**What the exercise asks**. Gather all lines from the material that contain "Handlijn".

Top of Data excerpts

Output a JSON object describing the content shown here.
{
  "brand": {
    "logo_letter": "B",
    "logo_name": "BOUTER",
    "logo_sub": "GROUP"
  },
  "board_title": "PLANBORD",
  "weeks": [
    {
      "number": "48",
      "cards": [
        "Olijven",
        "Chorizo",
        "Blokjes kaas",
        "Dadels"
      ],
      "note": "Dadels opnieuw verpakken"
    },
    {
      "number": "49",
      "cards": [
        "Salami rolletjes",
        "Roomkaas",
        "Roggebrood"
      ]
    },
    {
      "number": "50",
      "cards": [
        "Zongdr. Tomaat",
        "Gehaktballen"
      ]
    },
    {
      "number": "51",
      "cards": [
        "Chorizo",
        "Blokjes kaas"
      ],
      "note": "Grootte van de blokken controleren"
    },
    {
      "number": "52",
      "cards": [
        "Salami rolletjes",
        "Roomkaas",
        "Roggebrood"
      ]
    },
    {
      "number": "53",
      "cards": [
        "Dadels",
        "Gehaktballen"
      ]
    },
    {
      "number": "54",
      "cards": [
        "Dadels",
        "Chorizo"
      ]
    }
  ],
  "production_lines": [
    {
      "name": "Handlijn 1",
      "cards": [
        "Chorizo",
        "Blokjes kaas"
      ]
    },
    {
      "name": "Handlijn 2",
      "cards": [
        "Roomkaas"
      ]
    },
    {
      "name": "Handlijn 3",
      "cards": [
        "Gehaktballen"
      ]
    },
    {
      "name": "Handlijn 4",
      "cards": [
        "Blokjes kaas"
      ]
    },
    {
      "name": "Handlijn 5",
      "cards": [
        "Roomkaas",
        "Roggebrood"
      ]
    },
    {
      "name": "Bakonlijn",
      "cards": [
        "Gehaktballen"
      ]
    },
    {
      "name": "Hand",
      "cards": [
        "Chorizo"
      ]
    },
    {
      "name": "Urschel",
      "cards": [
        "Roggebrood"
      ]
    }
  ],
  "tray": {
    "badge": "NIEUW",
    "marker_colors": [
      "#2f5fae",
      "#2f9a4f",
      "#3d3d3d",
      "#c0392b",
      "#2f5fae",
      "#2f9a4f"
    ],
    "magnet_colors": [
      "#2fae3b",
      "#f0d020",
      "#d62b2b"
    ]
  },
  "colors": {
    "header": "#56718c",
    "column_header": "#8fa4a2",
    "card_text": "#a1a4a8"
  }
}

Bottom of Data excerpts

**Result of this task**.
      "name": "Handlijn 1",
      "name": "Handlijn 2",
      "name": "Handlijn 3",
      "name": "Handlijn 4",
      "name": "Handlijn 5",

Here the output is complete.